▶ _YOUR TASK_:
Output every line of the data exactly as it appears.

(Entries from a dataset of interfaces)
================
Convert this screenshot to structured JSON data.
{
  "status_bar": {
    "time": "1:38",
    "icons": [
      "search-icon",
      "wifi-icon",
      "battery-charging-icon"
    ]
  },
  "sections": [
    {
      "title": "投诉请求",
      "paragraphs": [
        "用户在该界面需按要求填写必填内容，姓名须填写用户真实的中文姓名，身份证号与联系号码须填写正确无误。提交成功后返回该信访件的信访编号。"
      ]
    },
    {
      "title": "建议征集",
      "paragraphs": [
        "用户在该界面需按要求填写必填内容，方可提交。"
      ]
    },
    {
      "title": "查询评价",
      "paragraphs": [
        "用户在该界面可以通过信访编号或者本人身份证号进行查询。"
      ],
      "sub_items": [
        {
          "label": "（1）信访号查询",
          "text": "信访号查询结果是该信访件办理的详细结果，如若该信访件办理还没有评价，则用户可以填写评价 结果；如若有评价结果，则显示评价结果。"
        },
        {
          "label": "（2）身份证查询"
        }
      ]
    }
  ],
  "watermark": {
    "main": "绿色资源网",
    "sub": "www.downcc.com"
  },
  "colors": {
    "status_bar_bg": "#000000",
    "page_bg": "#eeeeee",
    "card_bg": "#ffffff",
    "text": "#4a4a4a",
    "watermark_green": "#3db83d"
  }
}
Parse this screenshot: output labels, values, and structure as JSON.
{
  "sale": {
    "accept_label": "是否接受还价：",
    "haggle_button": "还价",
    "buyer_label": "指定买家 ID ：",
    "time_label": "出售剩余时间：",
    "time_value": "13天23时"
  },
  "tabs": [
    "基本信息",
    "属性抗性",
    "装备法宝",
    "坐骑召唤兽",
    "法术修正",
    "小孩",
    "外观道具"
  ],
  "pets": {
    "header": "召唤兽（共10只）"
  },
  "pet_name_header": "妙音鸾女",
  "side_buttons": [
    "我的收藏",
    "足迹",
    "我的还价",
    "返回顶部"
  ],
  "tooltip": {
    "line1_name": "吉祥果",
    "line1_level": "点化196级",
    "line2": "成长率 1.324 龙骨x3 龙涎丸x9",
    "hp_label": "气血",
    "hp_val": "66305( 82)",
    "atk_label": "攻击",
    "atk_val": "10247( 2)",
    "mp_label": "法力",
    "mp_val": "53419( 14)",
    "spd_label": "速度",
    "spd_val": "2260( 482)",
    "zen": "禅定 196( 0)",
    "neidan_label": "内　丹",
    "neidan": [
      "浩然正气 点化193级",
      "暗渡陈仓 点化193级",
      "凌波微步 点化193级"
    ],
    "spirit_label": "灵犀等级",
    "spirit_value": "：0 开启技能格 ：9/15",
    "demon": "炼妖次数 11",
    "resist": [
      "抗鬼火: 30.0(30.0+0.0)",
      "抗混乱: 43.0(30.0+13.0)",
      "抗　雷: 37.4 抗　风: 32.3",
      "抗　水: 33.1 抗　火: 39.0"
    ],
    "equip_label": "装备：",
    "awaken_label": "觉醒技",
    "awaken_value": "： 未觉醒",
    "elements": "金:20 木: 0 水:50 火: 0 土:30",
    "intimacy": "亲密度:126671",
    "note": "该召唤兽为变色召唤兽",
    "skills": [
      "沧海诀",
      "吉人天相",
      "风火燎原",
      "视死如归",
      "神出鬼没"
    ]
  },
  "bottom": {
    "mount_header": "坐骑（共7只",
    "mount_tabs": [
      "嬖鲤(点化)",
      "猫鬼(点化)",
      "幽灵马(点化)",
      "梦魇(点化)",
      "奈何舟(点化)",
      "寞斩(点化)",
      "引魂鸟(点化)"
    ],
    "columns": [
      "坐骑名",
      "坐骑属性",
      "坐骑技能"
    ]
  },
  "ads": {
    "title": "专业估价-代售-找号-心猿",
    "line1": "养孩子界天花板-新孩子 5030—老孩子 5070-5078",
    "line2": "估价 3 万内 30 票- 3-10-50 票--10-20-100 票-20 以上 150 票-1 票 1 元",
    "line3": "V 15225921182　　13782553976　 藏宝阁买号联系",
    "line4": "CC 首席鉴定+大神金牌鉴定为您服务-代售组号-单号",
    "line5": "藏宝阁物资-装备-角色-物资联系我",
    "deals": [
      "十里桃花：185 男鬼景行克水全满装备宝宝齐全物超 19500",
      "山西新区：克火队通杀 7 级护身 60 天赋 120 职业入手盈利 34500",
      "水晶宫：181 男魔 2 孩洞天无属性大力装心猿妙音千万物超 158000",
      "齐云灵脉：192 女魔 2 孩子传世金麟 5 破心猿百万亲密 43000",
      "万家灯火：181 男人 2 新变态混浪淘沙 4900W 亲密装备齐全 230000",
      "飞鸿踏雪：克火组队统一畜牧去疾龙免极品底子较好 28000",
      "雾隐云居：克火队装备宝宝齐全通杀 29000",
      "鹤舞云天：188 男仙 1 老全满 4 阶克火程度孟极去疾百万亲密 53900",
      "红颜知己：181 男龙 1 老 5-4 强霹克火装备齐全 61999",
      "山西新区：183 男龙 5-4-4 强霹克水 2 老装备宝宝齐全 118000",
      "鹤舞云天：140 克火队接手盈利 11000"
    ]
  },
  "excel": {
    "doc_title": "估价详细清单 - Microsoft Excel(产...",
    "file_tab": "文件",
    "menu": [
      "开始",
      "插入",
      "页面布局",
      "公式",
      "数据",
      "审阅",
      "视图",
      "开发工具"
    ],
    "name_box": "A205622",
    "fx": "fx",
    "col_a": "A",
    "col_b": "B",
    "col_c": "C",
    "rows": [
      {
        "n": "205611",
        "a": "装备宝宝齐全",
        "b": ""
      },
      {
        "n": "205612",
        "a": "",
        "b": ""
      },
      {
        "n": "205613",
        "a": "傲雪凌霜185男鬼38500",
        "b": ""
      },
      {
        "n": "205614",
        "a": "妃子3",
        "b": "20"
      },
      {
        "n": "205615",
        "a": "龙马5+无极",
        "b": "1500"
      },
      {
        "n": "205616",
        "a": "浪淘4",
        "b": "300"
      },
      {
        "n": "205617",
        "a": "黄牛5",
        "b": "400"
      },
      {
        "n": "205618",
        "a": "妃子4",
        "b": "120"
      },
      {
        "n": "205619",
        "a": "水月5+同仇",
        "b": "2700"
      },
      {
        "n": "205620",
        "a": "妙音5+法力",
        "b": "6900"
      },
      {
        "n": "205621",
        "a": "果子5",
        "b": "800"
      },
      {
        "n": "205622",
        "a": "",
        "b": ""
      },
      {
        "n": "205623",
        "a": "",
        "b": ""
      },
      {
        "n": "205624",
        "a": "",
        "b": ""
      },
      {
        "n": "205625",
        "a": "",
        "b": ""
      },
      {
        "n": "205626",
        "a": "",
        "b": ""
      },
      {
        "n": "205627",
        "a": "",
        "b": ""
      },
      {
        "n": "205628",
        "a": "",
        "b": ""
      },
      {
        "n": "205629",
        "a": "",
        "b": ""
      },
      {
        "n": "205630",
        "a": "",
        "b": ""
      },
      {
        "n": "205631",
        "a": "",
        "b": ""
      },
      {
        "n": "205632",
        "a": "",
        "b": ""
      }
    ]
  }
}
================
▶ _EXERCISE OUTPUT_:
Convert this screenshot to structured JSON data.
{
  "status_bar": {
    "time": "1:38",
    "icons": [
      "search-icon",
      "wifi-icon",
      "battery-charging-icon"
    ]
  },
  "sections": [
    {
      "title": "投诉请求",
      "paragraphs": [
        "用户在该界面需按要求填写必填内容，姓名须填写用户真实的中文姓名，身份证号与联系号码须填写正确无误。提交成功后返回该信访件的信访编号。"
      ]
    },
    {
      "title": "建议征集",
      "paragraphs": [
        "用户在该界面需按要求填写必填内容，方可提交。"
      ]
    },
    {
      "title": "查询评价",
      "paragraphs": [
        "用户在该界面可以通过信访编号或者本人身份证号进行查询。"
      ],
      "sub_items": [
        {
          "label": "（1）信访号查询",
          "text": "信访号查询结果是该信访件办理的详细结果，如若该信访件办理还没有评价，则用户可以填写评价 结果；如若有评价结果，则显示评价结果。"
        },
        {
          "label": "（2）身份证查询"
        }
      ]
    }
  ],
  "watermark": {
    "main": "绿色资源网",
    "sub": "www.downcc.com"
  },
  "colors": {
    "status_bar_bg": "#000000",
    "page_bg": "#eeeeee",
    "card_bg": "#ffffff",
    "text": "#4a4a4a",
    "watermark_green": "#3db83d"
  }
}
Parse this screenshot: output labels, values, and structure as JSON.
{
  "sale": {
    "accept_label": "是否接受还价：",
    "haggle_button": "还价",
    "buyer_label": "指定买家 ID ：",
    "time_label": "出售剩余时间：",
    "time_value": "13天23时"
  },
  "tabs": [
    "基本信息",
    "属性抗性",
    "装备法宝",
    "坐骑召唤兽",
    "法术修正",
    "小孩",
    "外观道具"
  ],
  "pets": {
    "header": "召唤兽（共10只）"
  },
  "pet_name_header": "妙音鸾女",
  "side_buttons": [
    "我的收藏",
    "足迹",
    "我的还价",
    "返回顶部"
  ],
  "tooltip": {
    "line1_name": "吉祥果",
    "line1_level": "点化196级",
    "line2": "成长率 1.324 龙骨x3 龙涎丸x9",
    "hp_label": "气血",
    "hp_val": "66305( 82)",
    "atk_label": "攻击",
    "atk_val": "10247( 2)",
    "mp_label": "法力",
    "mp_val": "53419( 14)",
    "spd_label": "速度",
    "spd_val": "2260( 482)",
    "zen": "禅定 196( 0)",
    "neidan_label": "内　丹",
    "neidan": [
      "浩然正气 点化193级",
      "暗渡陈仓 点化193级",
      "凌波微步 点化193级"
    ],
    "spirit_label": "灵犀等级",
    "spirit_value": "：0 开启技能格 ：9/15",
    "demon": "炼妖次数 11",
    "resist": [
      "抗鬼火: 30.0(30.0+0.0)",
      "抗混乱: 43.0(30.0+13.0)",
      "抗　雷: 37.4 抗　风: 32.3",
      "抗　水: 33.1 抗　火: 39.0"
    ],
    "equip_label": "装备：",
    "awaken_label": "觉醒技",
    "awaken_value": "： 未觉醒",
    "elements": "金:20 木: 0 水:50 火: 0 土:30",
    "intimacy": "亲密度:126671",
    "note": "该召唤兽为变色召唤兽",
    "skills": [
      "沧海诀",
      "吉人天相",
      "风火燎原",
      "视死如归",
      "神出鬼没"
    ]
  },
  "bottom": {
    "mount_header": "坐骑（共7只",
    "mount_tabs": [
      "嬖鲤(点化)",
      "猫鬼(点化)",
      "幽灵马(点化)",
      "梦魇(点化)",
      "奈何舟(点化)",
      "寞斩(点化)",
      "引魂鸟(点化)"
    ],
    "columns": [
      "坐骑名",
      "坐骑属性",
      "坐骑技能"
    ]
  },
  "ads": {
    "title": "专业估价-代售-找号-心猿",
    "line1": "养孩子界天花板-新孩子 5030—老孩子 5070-5078",
    "line2": "估价 3 万内 30 票- 3-10-50 票--10-20-100 票-20 以上 150 票-1 票 1 元",
    "line3": "V 15225921182　　13782553976　 藏宝阁买号联系",
    "line4": "CC 首席鉴定+大神金牌鉴定为您服务-代售组号-单号",
    "line5": "藏宝阁物资-装备-角色-物资联系我",
    "deals": [
      "十里桃花：185 男鬼景行克水全满装备宝宝齐全物超 19500",
      "山西新区：克火队通杀 7 级护身 60 天赋 120 职业入手盈利 34500",
      "水晶宫：181 男魔 2 孩洞天无属性大力装心猿妙音千万物超 158000",
      "齐云灵脉：192 女魔 2 孩子传世金麟 5 破心猿百万亲密 43000",
      "万家灯火：181 男人 2 新变态混浪淘沙 4900W 亲密装备齐全 230000",
      "飞鸿踏雪：克火组队统一畜牧去疾龙免极品底子较好 28000",
      "雾隐云居：克火队装备宝宝齐全通杀 29000",
      "鹤舞云天：188 男仙 1 老全满 4 阶克火程度孟极去疾百万亲密 53900",
      "红颜知己：181 男龙 1 老 5-4 强霹克火装备齐全 61999",
      "山西新区：183 男龙 5-4-4 强霹克水 2 老装备宝宝齐全 118000",
      "鹤舞云天：140 克火队接手盈利 11000"
    ]
  },
  "excel": {
    "doc_title": "估价详细清单 - Microsoft Excel(产...",
    "file_tab": "文件",
    "menu": [
      "开始",
      "插入",
      "页面布局",
      "公式",
      "数据",
      "审阅",
      "视图",
      "开发工具"
    ],
    "name_box": "A205622",
    "fx": "fx",
    "col_a": "A",
    "col_b": "B",
    "col_c": "C",
    "rows": [
      {
        "n": "205611",
        "a": "装备宝宝齐全",
        "b": ""
      },
      {
        "n": "205612",
        "a": "",
        "b": ""
      },
      {
        "n": "205613",
        "a": "傲雪凌霜185男鬼38500",
        "b": ""
      },
      {
        "n": "205614",
        "a": "妃子3",
        "b": "20"
      },
      {
        "n": "205615",
        "a": "龙马5+无极",
        "b": "1500"
      },
      {
        "n": "205616",
        "a": "浪淘4",
        "b": "300"
      },
      {
        "n": "205617",
        "a": "黄牛5",
        "b": "400"
      },
      {
        "n": "205618",
        "a": "妃子4",
        "b": "120"
      },
      {
        "n": "205619",
        "a": "水月5+同仇",
        "b": "2700"
      },
      {
        "n": "205620",
        "a": "妙音5+法力",
        "b": "6900"
      },
      {
        "n": "205621",
        "a": "果子5",
        "b": "800"
      },
      {
        "n": "205622",
        "a": "",
        "b": ""
      },
      {
        "n": "205623",
        "a": "",
        "b": ""
      },
      {
        "n": "205624",
        "a": "",
        "b": ""
      },
      {
        "n": "205625",
        "a": "",
        "b": ""
      },
      {
        "n": "205626",
        "a": "",
        "b": ""
      },
      {
        "n": "205627",
        "a": "",
        "b": ""
      },
      {
        "n": "205628",
        "a": "",
        "b": ""
      },
      {
        "n": "205629",
        "a": "",
        "b": ""
      },
      {
        "n": "205630",
        "a": "",
        "b": ""
      },
      {
        "n": "205631",
        "a": "",
        "b": ""
      },
      {
        "n": "205632",
        "a": "",
        "b": ""
      }
    ]
  }
}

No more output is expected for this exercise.